Oh dear. This is the part where The Equuschick concludes she is really NOT gritty.
The famous instrument analogy is used. Regardless of talent, who, in the end, is going to be more successful? The student who who got bored and played a different one each year, or the one who stayed with a single instrument throughout their entire education?
But then again, this is the part where Angela Duckworth and The Equuschick might part ways over the definition of success. Maybe. The Equuschick is still thinkin’ on it. Is it better to know everything about something, or a little bit about everything? It all depends on what you’re aiming for, and what you mean by success.

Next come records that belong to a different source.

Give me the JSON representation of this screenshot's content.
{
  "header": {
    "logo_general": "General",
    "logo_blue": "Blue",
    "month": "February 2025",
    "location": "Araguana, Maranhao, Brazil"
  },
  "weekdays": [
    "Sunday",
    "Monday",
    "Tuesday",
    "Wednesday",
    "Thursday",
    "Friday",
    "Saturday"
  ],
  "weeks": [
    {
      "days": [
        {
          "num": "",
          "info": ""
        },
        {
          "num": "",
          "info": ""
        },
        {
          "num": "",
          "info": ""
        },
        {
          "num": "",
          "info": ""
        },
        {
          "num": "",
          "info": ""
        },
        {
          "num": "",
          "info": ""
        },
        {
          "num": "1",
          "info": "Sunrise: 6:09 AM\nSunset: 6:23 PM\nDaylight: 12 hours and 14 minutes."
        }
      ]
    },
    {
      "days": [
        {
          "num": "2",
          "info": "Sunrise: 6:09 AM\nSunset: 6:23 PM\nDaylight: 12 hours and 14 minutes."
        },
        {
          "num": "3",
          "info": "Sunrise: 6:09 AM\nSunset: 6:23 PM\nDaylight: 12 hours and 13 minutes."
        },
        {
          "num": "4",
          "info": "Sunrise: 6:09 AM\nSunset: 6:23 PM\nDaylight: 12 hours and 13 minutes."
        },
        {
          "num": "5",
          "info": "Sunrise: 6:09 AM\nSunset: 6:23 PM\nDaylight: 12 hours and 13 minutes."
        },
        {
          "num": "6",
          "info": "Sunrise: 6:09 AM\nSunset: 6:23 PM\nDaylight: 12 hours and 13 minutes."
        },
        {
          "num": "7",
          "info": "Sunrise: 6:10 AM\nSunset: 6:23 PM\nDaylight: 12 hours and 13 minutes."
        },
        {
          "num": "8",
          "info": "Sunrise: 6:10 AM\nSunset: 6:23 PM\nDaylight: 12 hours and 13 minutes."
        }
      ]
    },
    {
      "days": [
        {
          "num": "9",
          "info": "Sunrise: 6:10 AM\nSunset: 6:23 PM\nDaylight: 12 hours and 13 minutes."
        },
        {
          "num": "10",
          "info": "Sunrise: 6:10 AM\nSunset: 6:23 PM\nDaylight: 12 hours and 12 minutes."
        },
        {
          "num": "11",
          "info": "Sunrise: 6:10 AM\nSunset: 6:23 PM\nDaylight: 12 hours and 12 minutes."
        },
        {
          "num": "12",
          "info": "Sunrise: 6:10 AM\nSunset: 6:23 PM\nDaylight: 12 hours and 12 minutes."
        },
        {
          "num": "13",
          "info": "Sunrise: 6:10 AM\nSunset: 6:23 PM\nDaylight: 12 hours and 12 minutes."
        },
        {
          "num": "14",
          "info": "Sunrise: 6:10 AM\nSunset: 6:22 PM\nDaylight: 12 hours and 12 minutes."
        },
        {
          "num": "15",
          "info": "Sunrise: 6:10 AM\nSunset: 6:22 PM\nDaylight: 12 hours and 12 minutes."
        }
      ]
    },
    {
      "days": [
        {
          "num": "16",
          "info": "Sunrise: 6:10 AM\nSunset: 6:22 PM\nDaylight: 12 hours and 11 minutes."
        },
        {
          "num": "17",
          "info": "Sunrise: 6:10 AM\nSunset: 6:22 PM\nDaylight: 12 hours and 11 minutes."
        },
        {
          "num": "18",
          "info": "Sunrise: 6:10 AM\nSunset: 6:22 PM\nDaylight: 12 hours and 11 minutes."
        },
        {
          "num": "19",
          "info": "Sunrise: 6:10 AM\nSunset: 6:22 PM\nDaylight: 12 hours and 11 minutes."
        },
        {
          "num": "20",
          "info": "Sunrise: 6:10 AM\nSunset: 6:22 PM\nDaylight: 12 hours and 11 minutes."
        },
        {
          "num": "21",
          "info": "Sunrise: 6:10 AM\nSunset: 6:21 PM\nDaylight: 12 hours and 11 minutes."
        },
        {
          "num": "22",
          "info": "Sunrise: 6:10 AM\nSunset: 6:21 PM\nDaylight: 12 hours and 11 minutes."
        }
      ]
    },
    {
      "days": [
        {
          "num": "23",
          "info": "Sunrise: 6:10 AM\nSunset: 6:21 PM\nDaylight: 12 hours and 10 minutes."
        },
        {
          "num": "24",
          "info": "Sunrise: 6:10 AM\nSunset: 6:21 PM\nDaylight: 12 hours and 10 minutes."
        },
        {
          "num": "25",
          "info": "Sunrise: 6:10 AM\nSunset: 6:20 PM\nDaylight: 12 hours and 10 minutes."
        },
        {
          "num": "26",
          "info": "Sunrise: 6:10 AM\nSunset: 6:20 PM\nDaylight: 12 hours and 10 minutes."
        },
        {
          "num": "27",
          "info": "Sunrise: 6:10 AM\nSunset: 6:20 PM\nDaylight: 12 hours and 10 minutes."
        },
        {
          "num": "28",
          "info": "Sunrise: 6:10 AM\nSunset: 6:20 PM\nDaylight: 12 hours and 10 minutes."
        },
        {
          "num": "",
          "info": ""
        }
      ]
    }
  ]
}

If you are gifted in a certain area, you may, with hard work, become excellent. But to truly be known as one of the Greats in that area where you’re gifted, Angela Duckworth is correct. You have to narrow in on it, to focus on it for a very long and sustained period of time.
And whether or not this is good for you, and whether or not you have truly achieved success if you are now considered to have achieved Greatness because of your accomplishments in this one area, regardless of the blows the rest of your life may have taken, is a serious question in and of itself. Just watch Shine. Or consider, would you really want to be an Einstein after all?
But that is a personal question, for all of us to consider in an intensely personal context. But you need to consider it, for you and your children, so you’ll know what long-term goals you’re aiming for.
What gifts God has given us, He gave for a purpose and to squander them for lack of effort and application is indeed a tragic thing to do. And sustained focus and interest, those are very good things to learn.
The final question at hand is now how to teach these things to a younger generation. The DHM’s post remains an excellent place to start, as she covers most of the researching regarding teaching, praising, and encouraging effort and teaching a growth mindset instead of a fixed mindset.
But on a final note, right before The Equuschick started on this post she was doing her Bible reading, and coincidentally she found herself studying Grit again, but by another word. The oldest Source of all calls it endurance, and has this to say about it in Rom. 5:3-4. …knowing that suffering produces endurance, 4 and endurance produces character, and character produces hope.
How do we learn Endurance? By suffering, be it through a difficult algebra equation or an intense physical work-out or intense spiritual pain. Wherever we need to grow in life, we have learn to endure while we sweat and suffer.
Now this is interesting, because suffering and adversity are the very thing that as parents we are most eager to save our children from and yet we remain most eager for their success. But without the suffering there can be no lasting success.